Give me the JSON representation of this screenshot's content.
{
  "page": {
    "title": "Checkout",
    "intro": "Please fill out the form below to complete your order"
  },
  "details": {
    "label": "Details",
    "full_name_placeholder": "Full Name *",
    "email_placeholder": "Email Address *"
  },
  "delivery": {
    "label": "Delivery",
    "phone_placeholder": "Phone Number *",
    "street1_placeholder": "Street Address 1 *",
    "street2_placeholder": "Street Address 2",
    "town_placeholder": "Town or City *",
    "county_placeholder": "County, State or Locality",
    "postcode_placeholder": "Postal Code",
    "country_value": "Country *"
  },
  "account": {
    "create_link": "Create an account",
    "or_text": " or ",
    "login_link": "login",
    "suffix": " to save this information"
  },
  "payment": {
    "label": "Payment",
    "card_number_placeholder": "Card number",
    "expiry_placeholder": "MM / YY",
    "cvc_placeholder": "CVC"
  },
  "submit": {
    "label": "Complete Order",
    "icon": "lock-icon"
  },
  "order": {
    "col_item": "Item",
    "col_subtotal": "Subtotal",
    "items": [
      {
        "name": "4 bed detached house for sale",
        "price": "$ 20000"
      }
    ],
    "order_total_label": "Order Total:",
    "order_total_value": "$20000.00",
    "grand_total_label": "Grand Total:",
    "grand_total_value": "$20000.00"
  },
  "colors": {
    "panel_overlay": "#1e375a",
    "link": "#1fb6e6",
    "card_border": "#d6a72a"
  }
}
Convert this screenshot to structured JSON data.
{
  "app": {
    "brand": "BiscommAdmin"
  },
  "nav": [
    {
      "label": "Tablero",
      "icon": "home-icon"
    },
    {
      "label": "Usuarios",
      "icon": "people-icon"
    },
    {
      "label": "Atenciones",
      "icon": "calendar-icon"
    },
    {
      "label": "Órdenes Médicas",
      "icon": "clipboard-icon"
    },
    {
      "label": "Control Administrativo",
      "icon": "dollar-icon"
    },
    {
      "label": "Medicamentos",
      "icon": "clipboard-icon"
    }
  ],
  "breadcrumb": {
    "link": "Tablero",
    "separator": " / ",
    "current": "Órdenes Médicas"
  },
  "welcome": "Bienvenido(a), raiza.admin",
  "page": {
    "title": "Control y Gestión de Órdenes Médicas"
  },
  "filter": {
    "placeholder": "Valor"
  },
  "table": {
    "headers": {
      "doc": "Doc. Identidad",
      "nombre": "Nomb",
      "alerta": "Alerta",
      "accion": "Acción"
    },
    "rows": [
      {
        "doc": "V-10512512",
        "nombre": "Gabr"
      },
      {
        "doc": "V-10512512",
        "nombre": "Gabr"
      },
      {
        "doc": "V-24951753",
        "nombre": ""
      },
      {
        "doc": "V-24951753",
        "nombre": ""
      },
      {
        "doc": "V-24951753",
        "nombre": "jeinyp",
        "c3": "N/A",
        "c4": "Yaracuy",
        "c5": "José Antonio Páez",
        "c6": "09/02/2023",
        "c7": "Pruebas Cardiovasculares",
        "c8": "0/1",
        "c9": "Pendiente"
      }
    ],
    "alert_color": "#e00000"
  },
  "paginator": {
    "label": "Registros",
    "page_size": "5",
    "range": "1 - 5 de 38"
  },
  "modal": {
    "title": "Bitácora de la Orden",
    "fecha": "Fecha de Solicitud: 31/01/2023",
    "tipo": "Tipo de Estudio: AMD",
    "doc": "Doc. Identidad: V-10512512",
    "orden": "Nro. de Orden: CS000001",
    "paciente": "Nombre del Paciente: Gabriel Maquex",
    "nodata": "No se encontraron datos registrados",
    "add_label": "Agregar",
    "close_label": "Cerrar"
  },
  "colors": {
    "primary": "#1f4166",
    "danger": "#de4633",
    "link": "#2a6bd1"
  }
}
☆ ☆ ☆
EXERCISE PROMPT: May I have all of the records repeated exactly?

EXERCISE OUTPUT:
Give me the JSON representation of this screenshot's content.
{
  "page": {
    "title": "Checkout",
    "intro": "Please fill out the form below to complete your order"
  },
  "details": {
    "label": "Details",
    "full_name_placeholder": "Full Name *",
    "email_placeholder": "Email Address *"
  },
  "delivery": {
    "label": "Delivery",
    "phone_placeholder": "Phone Number *",
    "street1_placeholder": "Street Address 1 *",
    "street2_placeholder": "Street Address 2",
    "town_placeholder": "Town or City *",
    "county_placeholder": "County, State or Locality",
    "postcode_placeholder": "Postal Code",
    "country_value": "Country *"
  },
  "account": {
    "create_link": "Create an account",
    "or_text": " or ",
    "login_link": "login",
    "suffix": " to save this information"
  },
  "payment": {
    "label": "Payment",
    "card_number_placeholder": "Card number",
    "expiry_placeholder": "MM / YY",
    "cvc_placeholder": "CVC"
  },
  "submit": {
    "label": "Complete Order",
    "icon": "lock-icon"
  },
  "order": {
    "col_item": "Item",
    "col_subtotal": "Subtotal",
    "items": [
      {
        "name": "4 bed detached house for sale",
        "price": "$ 20000"
      }
    ],
    "order_total_label": "Order Total:",
    "order_total_value": "$20000.00",
    "grand_total_label": "Grand Total:",
    "grand_total_value": "$20000.00"
  },
  "colors": {
    "panel_overlay": "#1e375a",
    "link": "#1fb6e6",
    "card_border": "#d6a72a"
  }
}
Convert this screenshot to structured JSON data.
{
  "app": {
    "brand": "BiscommAdmin"
  },
  "nav": [
    {
      "label": "Tablero",
      "icon": "home-icon"
    },
    {
      "label": "Usuarios",
      "icon": "people-icon"
    },
    {
      "label": "Atenciones",
      "icon": "calendar-icon"
    },
    {
      "label": "Órdenes Médicas",
      "icon": "clipboard-icon"
    },
    {
      "label": "Control Administrativo",
      "icon": "dollar-icon"
    },
    {
      "label": "Medicamentos",
      "icon": "clipboard-icon"
    }
  ],
  "breadcrumb": {
    "link": "Tablero",
    "separator": " / ",
    "current": "Órdenes Médicas"
  },
  "welcome": "Bienvenido(a), raiza.admin",
  "page": {
    "title": "Control y Gestión de Órdenes Médicas"
  },
  "filter": {
    "placeholder": "Valor"
  },
  "table": {
    "headers": {
      "doc": "Doc. Identidad",
      "nombre": "Nomb",
      "alerta": "Alerta",
      "accion": "Acción"
    },
    "rows": [
      {
        "doc": "V-10512512",
        "nombre": "Gabr"
      },
      {
        "doc": "V-10512512",
        "nombre": "Gabr"
      },
      {
        "doc": "V-24951753",
        "nombre": ""
      },
      {
        "doc": "V-24951753",
        "nombre": ""
      },
      {
        "doc": "V-24951753",
        "nombre": "jeinyp",
        "c3": "N/A",
        "c4": "Yaracuy",
        "c5": "José Antonio Páez",
        "c6": "09/02/2023",
        "c7": "Pruebas Cardiovasculares",
        "c8": "0/1",
        "c9": "Pendiente"
      }
    ],
    "alert_color": "#e00000"
  },
  "paginator": {
    "label": "Registros",
    "page_size": "5",
    "range": "1 - 5 de 38"
  },
  "modal": {
    "title": "Bitácora de la Orden",
    "fecha": "Fecha de Solicitud: 31/01/2023",
    "tipo": "Tipo de Estudio: AMD",
    "doc": "Doc. Identidad: V-10512512",
    "orden": "Nro. de Orden: CS000001",
    "paciente": "Nombre del Paciente: Gabriel Maquex",
    "nodata": "No se encontraron datos registrados",
    "add_label": "Agregar",
    "close_label": "Cerrar"
  },
  "colors": {
    "primary": "#1f4166",
    "danger": "#de4633",
    "link": "#2a6bd1"
  }
}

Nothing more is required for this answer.